Where Kite's performance looked at the role of food in acknowledging death, Sachin Sudra's performance મીઠ સપના માટની દવા (Medicine for Sweet Dreams) explores food as spiritual nourishment to help us stay alive. An Ayurvedic alchemist of Ugandan and Indian descent based in Mohkinstis, Sudra's approach to food considers each ingredient, tracing its properties and power back to its origins. Similar to a Youtube cooking class, viewers were given access to the recipe beforehand to follow along to his instruction. As he prepares a dish meant to provide warmth and comfort from a top down view, he discusses how cooking is a form of alchemy, and each meal should reflect who you are cooking for and how it will affect them when they eat it. The dish he prepares is deceptively simple and does not involve complicated kitchen tools; its simplicity and accessibility are its appeal. Given that people are forced to stay indoors to cook and prepare food for themselves, an awareness of the healing properties of simple ingredients prepared well feels powerful, a measured approach to cooking for an unsettling time.
Sachin Sudra - Bodily Response
Sachin Sudra, મીઠ સપના માટની દવા (Medicine for Sweet Dreams).
Often, the intricate and ancient properties of ingredients and cultural dishes have been sanitized or muddled in the mainstream food world in favour of quick and easy recipes that divorce the healing elements of these ingredients from their origins. Sudra's food performance asks us to rethink our approach to a meal, especially during a pandemic where you are cooking for yourself or for those with you in isolation on a regular basis. His food performance also emphasizes no waste, an interesting contrast to the single use plastics and disposable masks of the pandemic. He ends the performance with the swastika mudra, “not the German one” but the ancient traditional one, a moment of reclamation.
Jood Jung - Bodily Response
Jood Jung, Cokhwid-20.
One of the more singular performances in the series is by artist Jood Jung, who spent 14 days during the pandemic at Rung Arun Farm (Sunshine Farm) in rural Chiang Mai, Thailand in the company of 54 cows and a bull named "Covid." In her performance Cokhwid-20 ( "Co" for "cow" in Thai, "khwid" for "the action of a bull/cow charging with his horn or his head to protect himself" in Thai, and 20 for 2020), Jung invites us to a world of animals, oblivious to the pandemic surrounding them.
Jood Jung - Bodily Response
Jood Jung, Cokhwid-20.

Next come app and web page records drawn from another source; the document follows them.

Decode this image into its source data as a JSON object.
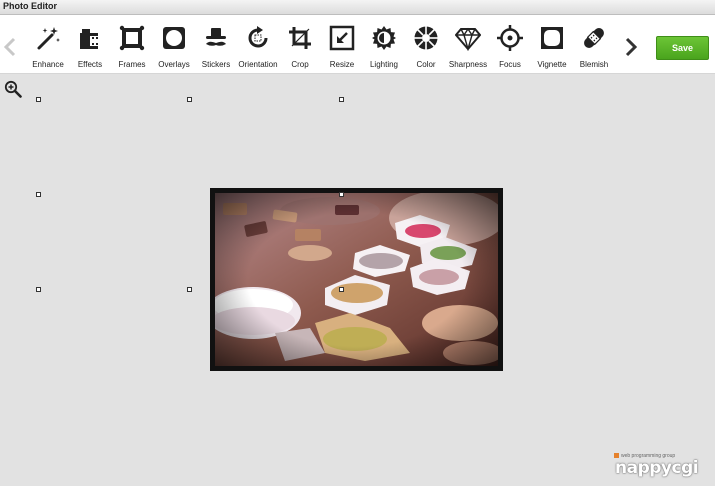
{
  "window": {
    "title": "Photo Editor"
  },
  "toolbar": {
    "tools": [
      {
        "id": "enhance",
        "label": "Enhance",
        "icon": "magic-wand-icon"
      },
      {
        "id": "effects",
        "label": "Effects",
        "icon": "film-icon"
      },
      {
        "id": "frames",
        "label": "Frames",
        "icon": "frame-icon"
      },
      {
        "id": "overlays",
        "label": "Overlays",
        "icon": "overlay-icon"
      },
      {
        "id": "stickers",
        "label": "Stickers",
        "icon": "mustache-hat-icon"
      },
      {
        "id": "orientation",
        "label": "Orientation",
        "icon": "rotate-icon"
      },
      {
        "id": "crop",
        "label": "Crop",
        "icon": "crop-icon"
      },
      {
        "id": "resize",
        "label": "Resize",
        "icon": "resize-icon"
      },
      {
        "id": "lighting",
        "label": "Lighting",
        "icon": "sun-icon"
      },
      {
        "id": "color",
        "label": "Color",
        "icon": "color-wheel-icon"
      },
      {
        "id": "sharpness",
        "label": "Sharpness",
        "icon": "diamond-icon"
      },
      {
        "id": "focus",
        "label": "Focus",
        "icon": "crosshair-icon"
      },
      {
        "id": "vignette",
        "label": "Vignette",
        "icon": "vignette-icon"
      },
      {
        "id": "blemish",
        "label": "Blemish",
        "icon": "bandage-icon"
      }
    ],
    "save_label": "Save",
    "prev_icon": "chevron-left-icon",
    "next_icon": "chevron-right-icon"
  },
  "canvas": {
    "zoom_icon": "zoom-in-icon"
  },
  "watermark": {
    "tagline": "web programming group",
    "brand": "nappycgi"
  },
  "colors": {
    "save": "#55b025",
    "background": "#e2e2e2",
    "toolbar": "#ffffff"
  }
}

Throughout her 14 days on the farm, Jung collaborated with the cows in different ways, speaking to them with a microphone, conducting music for them with a toilet brush, and singing to them with her guitar. As she performs, the farm workers continue to care for the land and the animals, going on with their routine. Like a prankster let loose, Jung's performance encapsulates the absurdity of isolation through playful actions, blending nature with the surreal.
Jood Jung - Bodily Response
Jood Jung, Cokhwid-20.
For her audience of cows, Jung exaggerates her movements and responds to their non-reactions, determined to keep both herself and her audience entertained. Watching Jung perform on the farm, I thought about the lightness and freedom of being surrounded by animals in a space that feels infinity, a contrast to the claustrophobia and restriction of isolation. It was a brief respite during the pandemic to listen to the sounds of the farm and witness Jung sitting among the cows, the sky above her stretching to somewhere beyond the frame.
In a time of isolation, where in person openings are not possible and the concept of community in a physical sense is off the table, many galleries are moving content online in a bid to continue programming. By taking a different approach and commissioning artists to perform in their own spaces and within their own means, this video series acts as an acknowledgement of the temporal quality of life in quarantine, documenting this strange and unsettling experience in real time.
Stephanie Wong Ken is a writer based in Canada. Raised in Florida, she earned an MFA in fiction from Portland State University. She is currently working on a collection of short stories, as well as non-fiction projects and freelance writing gigs. View bio.